Tuesday, March 13, 2018

From Koholint to Termina, Legend of Zelda Games that Deal with Existentialism

Temina (L) and Koholint (R)
These two games are the ones I see interconnected in the entire franchise, why? Not because the are set in parallel realms of existence, but because they deal with desolation, despair and death. It's interesting to notice that much of the games who are set away from Hyrule are the ones who usually contain darker themes and play towards some form of existentialism and nihilism.

It is not difficult to see some elements of nihilism in the games, mostly as they are related to an endless cycle of reincarnation and misery; yet the moments where those cycles seem to be broken are seen in Majora's Mask and Link's Awakening, those two games deal with the conception that life is completely futile and meaningless, almost is life is a mere fantasy or a dream.

Within the Link's Awakening plot, everything is set on a dream from a deity, which it could be considered as if our reality is just a mere simulation or only we exists within a dream. The postulate of the dream argument can be traced around Descartes, but the interpretation can be found towards different eras of humanity in which the question of a dream is just a mere extension of our sensuous experiences.

The interpretation of reality on Link's Awakening could be related an experience machine, a hypothetical idea of science fiction in which a machine can give the user the reality he desires; even so, there are no machines that can give the Wind Fish the reality he wants, he can still create the reality he desires; making the idea of his reality a mix of his own desires and an extension to bring someone else but also to put an end the simulation under certain parameters which in this case are the Siren's Instruments.
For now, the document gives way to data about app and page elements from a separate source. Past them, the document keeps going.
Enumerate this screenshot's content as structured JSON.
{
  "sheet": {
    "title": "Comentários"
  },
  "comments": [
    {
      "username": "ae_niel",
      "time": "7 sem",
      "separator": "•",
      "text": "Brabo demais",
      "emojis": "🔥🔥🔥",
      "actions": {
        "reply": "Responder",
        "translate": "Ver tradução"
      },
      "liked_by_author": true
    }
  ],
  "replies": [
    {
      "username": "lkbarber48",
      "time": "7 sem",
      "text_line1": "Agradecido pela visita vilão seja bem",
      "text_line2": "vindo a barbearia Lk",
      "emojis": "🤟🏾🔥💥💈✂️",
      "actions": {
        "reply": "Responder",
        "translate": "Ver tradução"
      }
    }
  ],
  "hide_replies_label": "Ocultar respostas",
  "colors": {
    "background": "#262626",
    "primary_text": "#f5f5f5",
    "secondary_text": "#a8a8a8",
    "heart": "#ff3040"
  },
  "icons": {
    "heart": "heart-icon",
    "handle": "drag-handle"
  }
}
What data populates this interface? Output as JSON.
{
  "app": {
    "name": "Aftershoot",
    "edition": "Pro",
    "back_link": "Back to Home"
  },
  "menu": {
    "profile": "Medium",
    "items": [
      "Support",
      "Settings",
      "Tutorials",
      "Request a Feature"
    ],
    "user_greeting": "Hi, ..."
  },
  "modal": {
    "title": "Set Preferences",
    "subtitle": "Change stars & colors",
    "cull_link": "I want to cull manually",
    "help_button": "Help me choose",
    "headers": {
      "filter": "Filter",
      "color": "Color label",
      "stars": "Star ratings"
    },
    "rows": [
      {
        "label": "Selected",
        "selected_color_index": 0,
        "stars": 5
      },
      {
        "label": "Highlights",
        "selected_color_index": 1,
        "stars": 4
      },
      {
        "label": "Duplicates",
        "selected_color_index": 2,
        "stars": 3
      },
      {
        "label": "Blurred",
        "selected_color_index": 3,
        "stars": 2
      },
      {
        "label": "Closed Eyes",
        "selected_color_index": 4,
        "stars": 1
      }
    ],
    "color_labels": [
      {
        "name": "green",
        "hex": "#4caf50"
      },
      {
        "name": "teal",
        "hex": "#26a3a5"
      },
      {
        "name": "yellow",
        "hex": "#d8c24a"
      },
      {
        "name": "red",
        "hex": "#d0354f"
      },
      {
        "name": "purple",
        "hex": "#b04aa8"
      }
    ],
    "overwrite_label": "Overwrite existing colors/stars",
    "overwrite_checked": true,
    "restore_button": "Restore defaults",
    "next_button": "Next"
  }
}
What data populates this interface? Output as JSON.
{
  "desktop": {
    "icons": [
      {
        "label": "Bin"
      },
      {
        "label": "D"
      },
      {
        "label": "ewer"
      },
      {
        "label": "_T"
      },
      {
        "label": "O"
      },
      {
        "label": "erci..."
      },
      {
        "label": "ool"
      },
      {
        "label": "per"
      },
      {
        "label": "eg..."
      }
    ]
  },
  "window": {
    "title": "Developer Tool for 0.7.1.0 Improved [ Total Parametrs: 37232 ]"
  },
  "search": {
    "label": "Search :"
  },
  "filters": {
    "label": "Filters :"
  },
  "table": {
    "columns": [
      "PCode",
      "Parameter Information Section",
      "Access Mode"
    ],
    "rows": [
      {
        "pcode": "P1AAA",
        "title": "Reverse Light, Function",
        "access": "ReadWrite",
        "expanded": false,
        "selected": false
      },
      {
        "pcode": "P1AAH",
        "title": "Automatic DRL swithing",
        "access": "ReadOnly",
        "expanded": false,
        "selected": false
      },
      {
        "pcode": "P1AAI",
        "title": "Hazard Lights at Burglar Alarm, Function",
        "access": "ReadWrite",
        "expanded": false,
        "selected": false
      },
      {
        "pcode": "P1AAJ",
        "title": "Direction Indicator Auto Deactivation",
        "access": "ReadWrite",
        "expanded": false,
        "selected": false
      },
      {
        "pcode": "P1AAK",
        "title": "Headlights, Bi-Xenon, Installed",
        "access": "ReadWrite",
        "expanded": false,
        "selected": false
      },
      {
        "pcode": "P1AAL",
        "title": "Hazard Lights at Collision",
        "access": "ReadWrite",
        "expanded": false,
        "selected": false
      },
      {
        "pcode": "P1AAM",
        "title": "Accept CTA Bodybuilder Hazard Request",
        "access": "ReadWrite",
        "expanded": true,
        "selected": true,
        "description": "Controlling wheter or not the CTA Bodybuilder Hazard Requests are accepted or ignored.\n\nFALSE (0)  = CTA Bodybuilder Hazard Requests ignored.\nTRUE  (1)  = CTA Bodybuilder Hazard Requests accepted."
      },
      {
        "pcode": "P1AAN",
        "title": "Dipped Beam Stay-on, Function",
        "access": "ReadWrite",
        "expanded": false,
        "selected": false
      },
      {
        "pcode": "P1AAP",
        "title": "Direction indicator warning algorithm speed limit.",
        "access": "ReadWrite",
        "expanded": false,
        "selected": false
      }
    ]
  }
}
Majora's Mask play with another extension of reality, something that is beyond a mere dream but rather a cycle that we are stuck in "such as samsara" but with a twist that the ultimate end is entropy, that we are destined to repeat our existence over and over with minor twitches. At the end, the differences between the two games are minimal, the lands in which they are set face an ultimate extinction regards X or Y outcomes.

Termina as a land is probably the most wicked one, as there is not set for oblivion or death; is just a cycle that repeats over and over. The impossibility of not dying is the least of the horrid aspects of that world, but rather that the citizens couldn't care or are in denial about their ultimate end, because they know their lives aren't worth it is something that could creep an adult who plays the game and start analyzing the ontological topics that are offered in a subtle context could see that is not a game for children.

Maybe as an adult I had found myself more attracted to these two games due the themes they offer, they aren't Ocarina of Time or Breath of the Wild that are more adventure oriented, even if OoT offers the time travel paradox it fails to give an idea of the ultimate fate Link had as a person who saw the possibilities and how one person can create a difference in the planes of existences.

Yet; in these two games they are is almost as a total denial of deism; the idea of God or any deity playing a central role in the plot. On Link's Awakening, the idea of the Wind Fish as the source of existence for the inhabitants of the island seems to give them some discomfort up to the point the laugh at Link but also they explain that is just a legend; albeit the inhabitants as well everything could be extensions of the Wind Fish psyche that he doesn't want to go back to the real world and everything is created to preserve the dream.

Majora's Mask plays with the previous idea also, the Skull Kid and the Happy Mask Salesman become obsessed with the idea of preserving and destroying an idea of the illusion of life that is worth keeping repeating a cycle of endless destruction, that can essentially be described as a dream. Just trapped in a fixed point, doing the same actions over and over, knowing that even if death comes there still another day instead of resting into the oblivion.